domingo, febrero 25, 2007

PTA: nacer en el valle, pero hablarle al mundo

este texto me parece fundamental; deberia leerse y analizarse en el primer dia de clases en cualquier escuela de cine
en este texto esta la posibilidad de crear o de simplmente imitar

Paul Thomas Anderson:

“I am from the San Fernando Valley. For many years, I was ashamed of this fact, thinking that if I was not from the big city of New York or the farm fields of Iowa I had nothing to say.
I have never been in a war, like John Ford. I am not from France, like François Truffaut. I'm not even from Chicago, like David Mamet. When you are young and impressionable, it is important to have some resemblance to those you admire. Once I got over who I was and where I was from (and that's a separate story) I found my love of Los Angeles. More important --and in most people's eyes, harder to accomplish -- I love the San Fernando Valley.
I grew up in Studio City. It is not as lush as it sounds. There are no "studios" in Studio City. It is a suburban area with houses and trees and all the rest. The only sort of film production there is pornography.
Boogie Nights was about pornography in the 70's and 80's and that dictated one location: the valley. It's the capital of adult cinema.
As a kid, I was surrounded by these porno shoots. The area of Van Nuys where I went to high school had warehouses, and each warehouse would have a sign hanging out front. Every fourth warehouse or so would be without signage and would have fancy cars parked out front. This, in my perverted mind, meant one thing: there's porno in there. And I was right. If you're precocious, young and randy, the valley can be an interesting place to live. If what informs your youth is channeled well, you can end up making a movie about porno as opposed to making porno. I think I got lucky.
I live a few houses away from the location where the adult classic Amanda by Night was shot.

It's the porn equivalent of living near the Sunset Boulevard mansion.
During the making of Boogie Nights, I had a major, major insight: I wanted every location to be within 15 minutes of my home. The thought is: where would I like to set my stories? The answer is: close. This is lazy. But I also love it, and if it fits the story, it's not lazy anymore.
The San Fernando Valley has always been epic to me. I would watch Lawrence of Arabia, and think of my equivalent: Ventura Boulevard. As a kid, I would take my camcorder and recreate shots from other films. You do with what you have, and my goal was to make the valley cinematic. It seemed rather easy, because of my frustration with how others had tried to do it…
…I have located two films in the San Fernando Valley. In the pop imagination, this usually means stupid girls, malls and big hair. In reality, this is not the case. Well, not exactly. Yes, there are stupid girls and drunk boys and malls and bad hair, but the valley also has the closest thing to a "real life" in the Los Angeles area. It is a suburb, but it is a suburb of the city of movies. It is not infested with "movie" types and too-cool-for-school fellas. It's pretty near normal, or as normal as a place can be when bordering Hollywood.

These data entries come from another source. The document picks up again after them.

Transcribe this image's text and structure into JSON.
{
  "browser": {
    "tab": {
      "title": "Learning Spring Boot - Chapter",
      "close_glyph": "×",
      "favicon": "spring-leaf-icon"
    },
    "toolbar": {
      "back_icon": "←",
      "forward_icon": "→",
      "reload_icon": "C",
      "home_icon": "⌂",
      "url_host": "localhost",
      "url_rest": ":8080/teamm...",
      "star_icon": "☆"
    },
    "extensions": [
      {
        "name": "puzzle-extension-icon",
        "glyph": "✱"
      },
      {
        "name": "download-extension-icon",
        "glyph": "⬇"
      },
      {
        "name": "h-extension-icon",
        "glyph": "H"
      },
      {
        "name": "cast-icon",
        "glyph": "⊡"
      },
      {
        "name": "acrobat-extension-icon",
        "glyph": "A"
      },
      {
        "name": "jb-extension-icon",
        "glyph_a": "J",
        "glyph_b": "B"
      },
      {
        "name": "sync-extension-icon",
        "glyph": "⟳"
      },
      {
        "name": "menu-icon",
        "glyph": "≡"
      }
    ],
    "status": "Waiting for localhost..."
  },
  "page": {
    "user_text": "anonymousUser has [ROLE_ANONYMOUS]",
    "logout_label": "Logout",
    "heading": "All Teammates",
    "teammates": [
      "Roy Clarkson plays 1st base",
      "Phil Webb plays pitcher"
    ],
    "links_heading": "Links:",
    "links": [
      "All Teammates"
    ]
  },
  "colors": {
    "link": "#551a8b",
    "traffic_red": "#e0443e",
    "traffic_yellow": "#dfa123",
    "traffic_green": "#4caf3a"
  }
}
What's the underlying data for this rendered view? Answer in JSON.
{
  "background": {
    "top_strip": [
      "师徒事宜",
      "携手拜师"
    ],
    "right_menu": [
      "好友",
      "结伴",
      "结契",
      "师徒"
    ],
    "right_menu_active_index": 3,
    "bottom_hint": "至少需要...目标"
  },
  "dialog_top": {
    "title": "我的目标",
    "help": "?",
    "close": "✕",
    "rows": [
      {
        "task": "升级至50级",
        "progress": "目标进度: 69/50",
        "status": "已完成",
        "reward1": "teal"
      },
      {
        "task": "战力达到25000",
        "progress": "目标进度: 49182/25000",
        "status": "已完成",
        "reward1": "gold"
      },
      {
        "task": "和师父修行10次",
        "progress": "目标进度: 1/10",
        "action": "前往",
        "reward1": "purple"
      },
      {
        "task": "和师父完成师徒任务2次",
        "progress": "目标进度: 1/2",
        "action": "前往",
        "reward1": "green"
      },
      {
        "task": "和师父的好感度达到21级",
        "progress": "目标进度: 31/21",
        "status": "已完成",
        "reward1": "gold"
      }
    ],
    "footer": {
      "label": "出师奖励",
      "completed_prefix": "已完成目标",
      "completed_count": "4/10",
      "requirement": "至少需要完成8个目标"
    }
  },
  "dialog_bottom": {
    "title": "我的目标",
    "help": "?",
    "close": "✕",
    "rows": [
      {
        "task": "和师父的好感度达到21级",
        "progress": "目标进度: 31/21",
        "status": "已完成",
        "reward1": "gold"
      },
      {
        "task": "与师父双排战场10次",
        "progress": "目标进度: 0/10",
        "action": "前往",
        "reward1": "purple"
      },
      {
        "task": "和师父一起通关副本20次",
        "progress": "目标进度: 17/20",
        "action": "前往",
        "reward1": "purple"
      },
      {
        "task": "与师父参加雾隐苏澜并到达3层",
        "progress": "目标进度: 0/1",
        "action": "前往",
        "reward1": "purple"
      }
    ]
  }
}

In my new film, Magnolia, I have set out to make the Mother of All San Fernando Valley Films. I may succeed, because the only competition seems to be myself. And that is another factor: when you go to shoot a film around Los Angeles, getting locations can be nasty business. Bribes are allowed, people are wise and no one wants a film crew on their lawn. If I shoot in the valley, the problem can be eliminated. Most locations are thought of as I write the script: therefore, I know I can get them. This helps. My vision can be produced and I can sleep at home.
And that, at the end of the day, is the bottom line: making movies is hard enough without sleeping in a strange bed each night. I like to stay home”.

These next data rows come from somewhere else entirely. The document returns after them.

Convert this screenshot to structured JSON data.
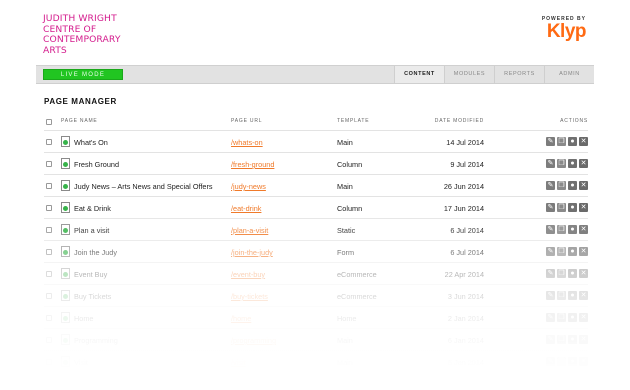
{
  "brand": {
    "lines": [
      "JUDITH WRIGHT",
      "CENTRE OF",
      "CONTEMPORARY",
      "ARTS"
    ]
  },
  "powered_by": {
    "label": "POWERED BY",
    "logo_text": "Klyp"
  },
  "navbar": {
    "live_mode": "LIVE MODE",
    "tabs": [
      {
        "label": "CONTENT",
        "active": true
      },
      {
        "label": "MODULES",
        "active": false
      },
      {
        "label": "REPORTS",
        "active": false
      },
      {
        "label": "ADMIN",
        "active": false
      }
    ]
  },
  "page": {
    "title": "PAGE MANAGER"
  },
  "table": {
    "headers": {
      "name": "PAGE NAME",
      "url": "PAGE URL",
      "template": "TEMPLATE",
      "date": "DATE MODIFIED",
      "actions": "ACTIONS"
    },
    "rows": [
      {
        "name": "What's On",
        "url": "/whats-on",
        "template": "Main",
        "date": "14 Jul 2014"
      },
      {
        "name": "Fresh Ground",
        "url": "/fresh-ground",
        "template": "Column",
        "date": "9 Jul 2014"
      },
      {
        "name": "Judy News – Arts News and Special Offers",
        "url": "/judy-news",
        "template": "Main",
        "date": "26 Jun 2014"
      },
      {
        "name": "Eat & Drink",
        "url": "/eat-drink",
        "template": "Column",
        "date": "17 Jun 2014"
      },
      {
        "name": "Plan a visit",
        "url": "/plan-a-visit",
        "template": "Static",
        "date": "6 Jul 2014"
      },
      {
        "name": "Join the Judy",
        "url": "/join-the-judy",
        "template": "Form",
        "date": "6 Jul 2014"
      },
      {
        "name": "Event Buy",
        "url": "/event-buy",
        "template": "eCommerce",
        "date": "22 Apr 2014"
      },
      {
        "name": "Buy Tickets",
        "url": "/buy-tickets",
        "template": "eCommerce",
        "date": "3 Jun 2014"
      },
      {
        "name": "Home",
        "url": "/home",
        "template": "Home",
        "date": "2 Jan 2014"
      },
      {
        "name": "Programming",
        "url": "/programming",
        "template": "Main",
        "date": "6 Jan 2014"
      },
      {
        "name": "Visit",
        "url": "/visit",
        "template": "Main",
        "date": "6 Jan 2014"
      }
    ]
  },
  "colors": {
    "brand": "#d41c8d",
    "accent": "#ff6a13",
    "live": "#21c521",
    "link": "#f07a2a"
  },
  "icons": {
    "row_actions": [
      "edit-icon",
      "duplicate-icon",
      "preview-icon",
      "delete-icon"
    ],
    "page": "page-document-icon"
  }
}
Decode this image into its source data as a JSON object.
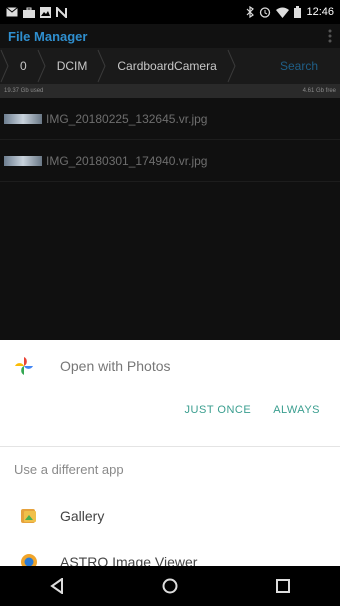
{
  "status_bar": {
    "time": "12:46",
    "left_icons": [
      "email-icon",
      "briefcase-icon",
      "image-icon",
      "n-icon"
    ],
    "right_icons": [
      "bluetooth-icon",
      "alarm-icon",
      "wifi-icon",
      "battery-icon"
    ]
  },
  "app_bar": {
    "title": "File Manager"
  },
  "path_bar": {
    "crumbs": [
      "0",
      "DCIM",
      "CardboardCamera"
    ],
    "search_label": "Search"
  },
  "storage": {
    "used": "19.37 Gb used",
    "free": "4.61 Gb free"
  },
  "files": [
    {
      "name": "IMG_20180225_132645.vr.jpg"
    },
    {
      "name": "IMG_20180301_174940.vr.jpg"
    }
  ],
  "sheet": {
    "open_with_label": "Open with Photos",
    "just_once": "JUST ONCE",
    "always": "ALWAYS",
    "different_app_label": "Use a different app",
    "apps": [
      {
        "label": "Gallery",
        "icon": "gallery-icon"
      },
      {
        "label": "ASTRO Image Viewer",
        "icon": "astro-icon"
      }
    ]
  },
  "nav_bar": {
    "buttons": [
      "back-icon",
      "home-icon",
      "recents-icon"
    ]
  }
}
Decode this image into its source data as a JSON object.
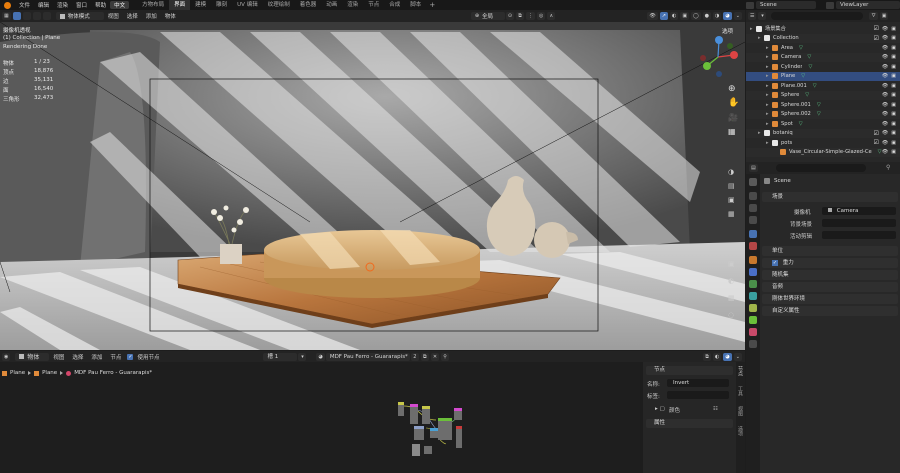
{
  "topbar": {
    "menus": [
      "文件",
      "编辑",
      "渲染",
      "窗口",
      "帮助",
      "中文"
    ],
    "workspaces": [
      "方物布局",
      "界面",
      "建模",
      "雕刻",
      "UV 编辑",
      "纹理绘制",
      "着色器",
      "动画",
      "渲染",
      "节点",
      "合成",
      "脚本"
    ],
    "active_workspace": "界面",
    "scene_label": "Scene",
    "viewlayer_label": "ViewLayer"
  },
  "viewport_header": {
    "mode": "物体模式",
    "menus": [
      "视图",
      "选择",
      "添加",
      "物体"
    ],
    "transform": "全局"
  },
  "overlay": {
    "view_name": "摄像机透视",
    "collection_object": "(1) Collection | Plane",
    "render_status": "Rendering Done",
    "stats": [
      {
        "label": "物体",
        "value": "1 / 23"
      },
      {
        "label": "顶点",
        "value": "18,876"
      },
      {
        "label": "边",
        "value": "35,131"
      },
      {
        "label": "面",
        "value": "16,540"
      },
      {
        "label": "三角形",
        "value": "32,473"
      }
    ],
    "stat_labels_short": [
      "体",
      "",
      "",
      "",
      "角形"
    ],
    "top_right_select": "选项"
  },
  "node_editor": {
    "menus": [
      "物体",
      "视图",
      "选择",
      "添加",
      "节点"
    ],
    "use_nodes_label": "使用节点",
    "slot": "槽 1",
    "material_name": "MDF Pau Ferro - Guararapis*",
    "breadcrumb": [
      "Plane",
      "Plane",
      "MDF Pau Ferro - Guararapis*"
    ],
    "sidebar": {
      "node_panel": "节点",
      "name_label": "名称:",
      "name_value": "Invert",
      "label_label": "标签:",
      "label_value": "",
      "color_panel": "颜色",
      "props_panel": "属性"
    },
    "tabs": [
      "节点",
      "工具",
      "视图",
      "选项"
    ]
  },
  "outliner": {
    "search_placeholder": "",
    "rows": [
      {
        "label": "场景集合",
        "depth": 0,
        "type": "scene"
      },
      {
        "label": "Collection",
        "depth": 1,
        "type": "collection"
      },
      {
        "label": "Area",
        "depth": 2,
        "type": "light"
      },
      {
        "label": "Camera",
        "depth": 2,
        "type": "camera"
      },
      {
        "label": "Cylinder",
        "depth": 2,
        "type": "mesh"
      },
      {
        "label": "Plane",
        "depth": 2,
        "type": "mesh",
        "selected": true
      },
      {
        "label": "Plane.001",
        "depth": 2,
        "type": "mesh"
      },
      {
        "label": "Sphere",
        "depth": 2,
        "type": "mesh"
      },
      {
        "label": "Sphere.001",
        "depth": 2,
        "type": "mesh"
      },
      {
        "label": "Sphere.002",
        "depth": 2,
        "type": "mesh"
      },
      {
        "label": "Spot",
        "depth": 2,
        "type": "light"
      },
      {
        "label": "botaniq",
        "depth": 1,
        "type": "collection"
      },
      {
        "label": "pots",
        "depth": 2,
        "type": "collection"
      },
      {
        "label": "Vase_Circular-Simple-Glazed-Ce",
        "depth": 3,
        "type": "mesh"
      }
    ]
  },
  "properties": {
    "scene_name": "Scene",
    "scene_panel": "场景",
    "camera_label": "摄像机",
    "camera_value": "Camera",
    "background_label": "背景场景",
    "active_clip_label": "活动剪辑",
    "panels": [
      "单位",
      "重力",
      "随机集",
      "音频",
      "刚体世界环境",
      "自定义属性"
    ],
    "gravity_checked": true
  },
  "colors": {
    "accent": "#4772b3",
    "selected_row": "#334d80",
    "collection_icon": "#e8e8e8",
    "mesh_icon": "#e08a3a",
    "light_icon": "#e08a3a",
    "modifier_icon": "#5fcf8c"
  }
}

De “A Valley Boy Who Found a Home Not Far From Home”,
Artículo de P.T. Anderson escrito expresamente para The New York Times
(14 de nov, 1999)